Each of the entries below needs to be given again exactly.

(Beginning of Records shown)

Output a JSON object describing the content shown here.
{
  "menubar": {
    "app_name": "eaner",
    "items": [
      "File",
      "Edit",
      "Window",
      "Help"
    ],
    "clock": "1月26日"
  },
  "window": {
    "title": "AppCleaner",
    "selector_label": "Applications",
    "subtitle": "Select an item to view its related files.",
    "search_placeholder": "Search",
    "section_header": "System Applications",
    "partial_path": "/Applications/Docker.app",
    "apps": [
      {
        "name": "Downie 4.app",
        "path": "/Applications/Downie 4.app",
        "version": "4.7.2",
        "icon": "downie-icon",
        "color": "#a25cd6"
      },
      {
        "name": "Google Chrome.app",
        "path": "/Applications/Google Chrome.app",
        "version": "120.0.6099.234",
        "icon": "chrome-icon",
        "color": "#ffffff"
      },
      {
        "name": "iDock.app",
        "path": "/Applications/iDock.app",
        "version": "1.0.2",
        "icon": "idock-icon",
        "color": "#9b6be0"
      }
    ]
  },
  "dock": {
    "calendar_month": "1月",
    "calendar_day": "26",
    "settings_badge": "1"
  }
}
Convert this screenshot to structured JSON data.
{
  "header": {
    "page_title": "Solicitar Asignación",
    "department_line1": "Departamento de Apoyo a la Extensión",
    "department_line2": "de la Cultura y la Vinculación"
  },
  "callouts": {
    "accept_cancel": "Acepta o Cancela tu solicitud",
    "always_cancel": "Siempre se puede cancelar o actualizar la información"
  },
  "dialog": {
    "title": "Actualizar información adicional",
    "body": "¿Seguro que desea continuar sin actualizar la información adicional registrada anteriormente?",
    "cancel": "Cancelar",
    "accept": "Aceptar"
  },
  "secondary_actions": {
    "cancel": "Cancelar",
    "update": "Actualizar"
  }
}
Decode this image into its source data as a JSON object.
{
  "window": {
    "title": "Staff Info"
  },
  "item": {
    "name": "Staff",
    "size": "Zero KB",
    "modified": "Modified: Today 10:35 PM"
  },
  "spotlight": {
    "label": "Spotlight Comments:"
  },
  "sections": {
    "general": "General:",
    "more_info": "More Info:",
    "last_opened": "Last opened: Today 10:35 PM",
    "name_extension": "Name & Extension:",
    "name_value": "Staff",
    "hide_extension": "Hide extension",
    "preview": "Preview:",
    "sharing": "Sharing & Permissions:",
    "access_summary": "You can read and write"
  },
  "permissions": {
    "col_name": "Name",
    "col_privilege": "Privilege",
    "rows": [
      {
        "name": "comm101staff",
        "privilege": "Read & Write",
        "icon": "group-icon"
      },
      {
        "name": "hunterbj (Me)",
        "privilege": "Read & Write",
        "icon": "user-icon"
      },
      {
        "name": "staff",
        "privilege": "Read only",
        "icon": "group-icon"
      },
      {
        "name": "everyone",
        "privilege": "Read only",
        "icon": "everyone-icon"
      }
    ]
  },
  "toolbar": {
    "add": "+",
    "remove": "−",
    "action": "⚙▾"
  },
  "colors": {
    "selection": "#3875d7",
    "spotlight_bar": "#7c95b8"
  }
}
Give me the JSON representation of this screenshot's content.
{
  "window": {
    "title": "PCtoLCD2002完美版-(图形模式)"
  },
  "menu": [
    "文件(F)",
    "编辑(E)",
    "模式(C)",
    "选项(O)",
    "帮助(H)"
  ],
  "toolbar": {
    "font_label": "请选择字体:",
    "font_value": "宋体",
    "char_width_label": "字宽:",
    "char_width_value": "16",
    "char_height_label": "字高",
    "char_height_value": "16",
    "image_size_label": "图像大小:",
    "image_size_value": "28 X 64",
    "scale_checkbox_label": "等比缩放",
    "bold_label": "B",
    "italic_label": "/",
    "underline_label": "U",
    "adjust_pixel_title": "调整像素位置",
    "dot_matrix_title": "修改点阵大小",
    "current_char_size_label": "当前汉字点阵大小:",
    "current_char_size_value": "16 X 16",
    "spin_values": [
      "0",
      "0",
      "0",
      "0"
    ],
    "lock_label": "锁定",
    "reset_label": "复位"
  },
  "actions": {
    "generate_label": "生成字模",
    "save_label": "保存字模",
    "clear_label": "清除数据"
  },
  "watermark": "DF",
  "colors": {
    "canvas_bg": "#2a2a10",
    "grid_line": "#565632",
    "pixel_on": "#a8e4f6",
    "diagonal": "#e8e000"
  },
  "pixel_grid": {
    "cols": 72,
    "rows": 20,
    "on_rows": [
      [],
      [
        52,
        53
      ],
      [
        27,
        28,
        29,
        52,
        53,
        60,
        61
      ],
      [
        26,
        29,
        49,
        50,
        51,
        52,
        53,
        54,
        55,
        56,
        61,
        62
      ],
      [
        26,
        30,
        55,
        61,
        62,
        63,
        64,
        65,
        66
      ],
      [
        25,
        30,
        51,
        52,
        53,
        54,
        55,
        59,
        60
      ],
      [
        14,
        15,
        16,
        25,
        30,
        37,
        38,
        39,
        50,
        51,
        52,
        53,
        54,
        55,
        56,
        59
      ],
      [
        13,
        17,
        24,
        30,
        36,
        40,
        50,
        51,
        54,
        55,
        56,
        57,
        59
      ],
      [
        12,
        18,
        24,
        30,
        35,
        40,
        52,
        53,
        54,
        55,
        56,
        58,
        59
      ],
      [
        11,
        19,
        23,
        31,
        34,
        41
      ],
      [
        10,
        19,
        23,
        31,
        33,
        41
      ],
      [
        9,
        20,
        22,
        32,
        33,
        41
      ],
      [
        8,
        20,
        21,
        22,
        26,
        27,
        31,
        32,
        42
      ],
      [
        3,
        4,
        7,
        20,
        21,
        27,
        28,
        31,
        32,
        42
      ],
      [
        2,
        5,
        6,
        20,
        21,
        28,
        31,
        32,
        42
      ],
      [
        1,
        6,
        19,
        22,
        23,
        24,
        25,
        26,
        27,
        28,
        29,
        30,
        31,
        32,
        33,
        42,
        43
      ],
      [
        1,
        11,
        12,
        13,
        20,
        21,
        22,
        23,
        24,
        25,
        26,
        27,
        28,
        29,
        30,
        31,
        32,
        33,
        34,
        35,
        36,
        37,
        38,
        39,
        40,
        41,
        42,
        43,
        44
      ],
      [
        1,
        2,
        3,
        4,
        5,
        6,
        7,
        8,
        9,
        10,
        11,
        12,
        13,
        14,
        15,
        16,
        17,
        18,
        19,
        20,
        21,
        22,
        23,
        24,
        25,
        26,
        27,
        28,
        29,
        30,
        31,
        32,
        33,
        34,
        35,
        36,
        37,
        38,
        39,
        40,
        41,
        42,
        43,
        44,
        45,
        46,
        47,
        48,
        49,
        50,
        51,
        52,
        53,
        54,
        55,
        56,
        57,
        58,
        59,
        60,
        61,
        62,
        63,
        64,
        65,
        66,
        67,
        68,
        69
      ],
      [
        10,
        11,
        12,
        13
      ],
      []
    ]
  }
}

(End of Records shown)

Exercise result:
Output a JSON object describing the content shown here.
{
  "menubar": {
    "app_name": "eaner",
    "items": [
      "File",
      "Edit",
      "Window",
      "Help"
    ],
    "clock": "1月26日"
  },
  "window": {
    "title": "AppCleaner",
    "selector_label": "Applications",
    "subtitle": "Select an item to view its related files.",
    "search_placeholder": "Search",
    "section_header": "System Applications",
    "partial_path": "/Applications/Docker.app",
    "apps": [
      {
        "name": "Downie 4.app",
        "path": "/Applications/Downie 4.app",
        "version": "4.7.2",
        "icon": "downie-icon",
        "color": "#a25cd6"
      },
      {
        "name": "Google Chrome.app",
        "path": "/Applications/Google Chrome.app",
        "version": "120.0.6099.234",
        "icon": "chrome-icon",
        "color": "#ffffff"
      },
      {
        "name": "iDock.app",
        "path": "/Applications/iDock.app",
        "version": "1.0.2",
        "icon": "idock-icon",
        "color": "#9b6be0"
      }
    ]
  },
  "dock": {
    "calendar_month": "1月",
    "calendar_day": "26",
    "settings_badge": "1"
  }
}
Convert this screenshot to structured JSON data.
{
  "header": {
    "page_title": "Solicitar Asignación",
    "department_line1": "Departamento de Apoyo a la Extensión",
    "department_line2": "de la Cultura y la Vinculación"
  },
  "callouts": {
    "accept_cancel": "Acepta o Cancela tu solicitud",
    "always_cancel": "Siempre se puede cancelar o actualizar la información"
  },
  "dialog": {
    "title": "Actualizar información adicional",
    "body": "¿Seguro que desea continuar sin actualizar la información adicional registrada anteriormente?",
    "cancel": "Cancelar",
    "accept": "Aceptar"
  },
  "secondary_actions": {
    "cancel": "Cancelar",
    "update": "Actualizar"
  }
}
Decode this image into its source data as a JSON object.
{
  "window": {
    "title": "Staff Info"
  },
  "item": {
    "name": "Staff",
    "size": "Zero KB",
    "modified": "Modified: Today 10:35 PM"
  },
  "spotlight": {
    "label": "Spotlight Comments:"
  },
  "sections": {
    "general": "General:",
    "more_info": "More Info:",
    "last_opened": "Last opened: Today 10:35 PM",
    "name_extension": "Name & Extension:",
    "name_value": "Staff",
    "hide_extension": "Hide extension",
    "preview": "Preview:",
    "sharing": "Sharing & Permissions:",
    "access_summary": "You can read and write"
  },
  "permissions": {
    "col_name": "Name",
    "col_privilege": "Privilege",
    "rows": [
      {
        "name": "comm101staff",
        "privilege": "Read & Write",
        "icon": "group-icon"
      },
      {
        "name": "hunterbj (Me)",
        "privilege": "Read & Write",
        "icon": "user-icon"
      },
      {
        "name": "staff",
        "privilege": "Read only",
        "icon": "group-icon"
      },
      {
        "name": "everyone",
        "privilege": "Read only",
        "icon": "everyone-icon"
      }
    ]
  },
  "toolbar": {
    "add": "+",
    "remove": "−",
    "action": "⚙▾"
  },
  "colors": {
    "selection": "#3875d7",
    "spotlight_bar": "#7c95b8"
  }
}
Give me the JSON representation of this screenshot's content.
{
  "window": {
    "title": "PCtoLCD2002完美版-(图形模式)"
  },
  "menu": [
    "文件(F)",
    "编辑(E)",
    "模式(C)",
    "选项(O)",
    "帮助(H)"
  ],
  "toolbar": {
    "font_label": "请选择字体:",
    "font_value": "宋体",
    "char_width_label": "字宽:",
    "char_width_value": "16",
    "char_height_label": "字高",
    "char_height_value": "16",
    "image_size_label": "图像大小:",
    "image_size_value": "28 X 64",
    "scale_checkbox_label": "等比缩放",
    "bold_label": "B",
    "italic_label": "/",
    "underline_label": "U",
    "adjust_pixel_title": "调整像素位置",
    "dot_matrix_title": "修改点阵大小",
    "current_char_size_label": "当前汉字点阵大小:",
    "current_char_size_value": "16 X 16",
    "spin_values": [
      "0",
      "0",
      "0",
      "0"
    ],
    "lock_label": "锁定",
    "reset_label": "复位"
  },
  "actions": {
    "generate_label": "生成字模",
    "save_label": "保存字模",
    "clear_label": "清除数据"
  },
  "watermark": "DF",
  "colors": {
    "canvas_bg": "#2a2a10",
    "grid_line": "#565632",
    "pixel_on": "#a8e4f6",
    "diagonal": "#e8e000"
  },
  "pixel_grid": {
    "cols": 72,
    "rows": 20,
    "on_rows": [
      [],
      [
        52,
        53
      ],
      [
        27,
        28,
        29,
        52,
        53,
        60,
        61
      ],
      [
        26,
        29,
        49,
        50,
        51,
        52,
        53,
        54,
        55,
        56,
        61,
        62
      ],
      [
        26,
        30,
        55,
        61,
        62,
        63,
        64,
        65,
        66
      ],
      [
        25,
        30,
        51,
        52,
        53,
        54,
        55,
        59,
        60
      ],
      [
        14,
        15,
        16,
        25,
        30,
        37,
        38,
        39,
        50,
        51,
        52,
        53,
        54,
        55,
        56,
        59
      ],
      [
        13,
        17,
        24,
        30,
        36,
        40,
        50,
        51,
        54,
        55,
        56,
        57,
        59
      ],
      [
        12,
        18,
        24,
        30,
        35,
        40,
        52,
        53,
        54,
        55,
        56,
        58,
        59
      ],
      [
        11,
        19,
        23,
        31,
        34,
        41
      ],
      [
        10,
        19,
        23,
        31,
        33,
        41
      ],
      [
        9,
        20,
        22,
        32,
        33,
        41
      ],
      [
        8,
        20,
        21,
        22,
        26,
        27,
        31,
        32,
        42
      ],
      [
        3,
        4,
        7,
        20,
        21,
        27,
        28,
        31,
        32,
        42
      ],
      [
        2,
        5,
        6,
        20,
        21,
        28,
        31,
        32,
        42
      ],
      [
        1,
        6,
        19,
        22,
        23,
        24,
        25,
        26,
        27,
        28,
        29,
        30,
        31,
        32,
        33,
        42,
        43
      ],
      [
        1,
        11,
        12,
        13,
        20,
        21,
        22,
        23,
        24,
        25,
        26,
        27,
        28,
        29,
        30,
        31,
        32,
        33,
        34,
        35,
        36,
        37,
        38,
        39,
        40,
        41,
        42,
        43,
        44
      ],
      [
        1,
        2,
        3,
        4,
        5,
        6,
        7,
        8,
        9,
        10,
        11,
        12,
        13,
        14,
        15,
        16,
        17,
        18,
        19,
        20,
        21,
        22,
        23,
        24,
        25,
        26,
        27,
        28,
        29,
        30,
        31,
        32,
        33,
        34,
        35,
        36,
        37,
        38,
        39,
        40,
        41,
        42,
        43,
        44,
        45,
        46,
        47,
        48,
        49,
        50,
        51,
        52,
        53,
        54,
        55,
        56,
        57,
        58,
        59,
        60,
        61,
        62,
        63,
        64,
        65,
        66,
        67,
        68,
        69
      ],
      [
        10,
        11,
        12,
        13
      ],
      []
    ]
  }
}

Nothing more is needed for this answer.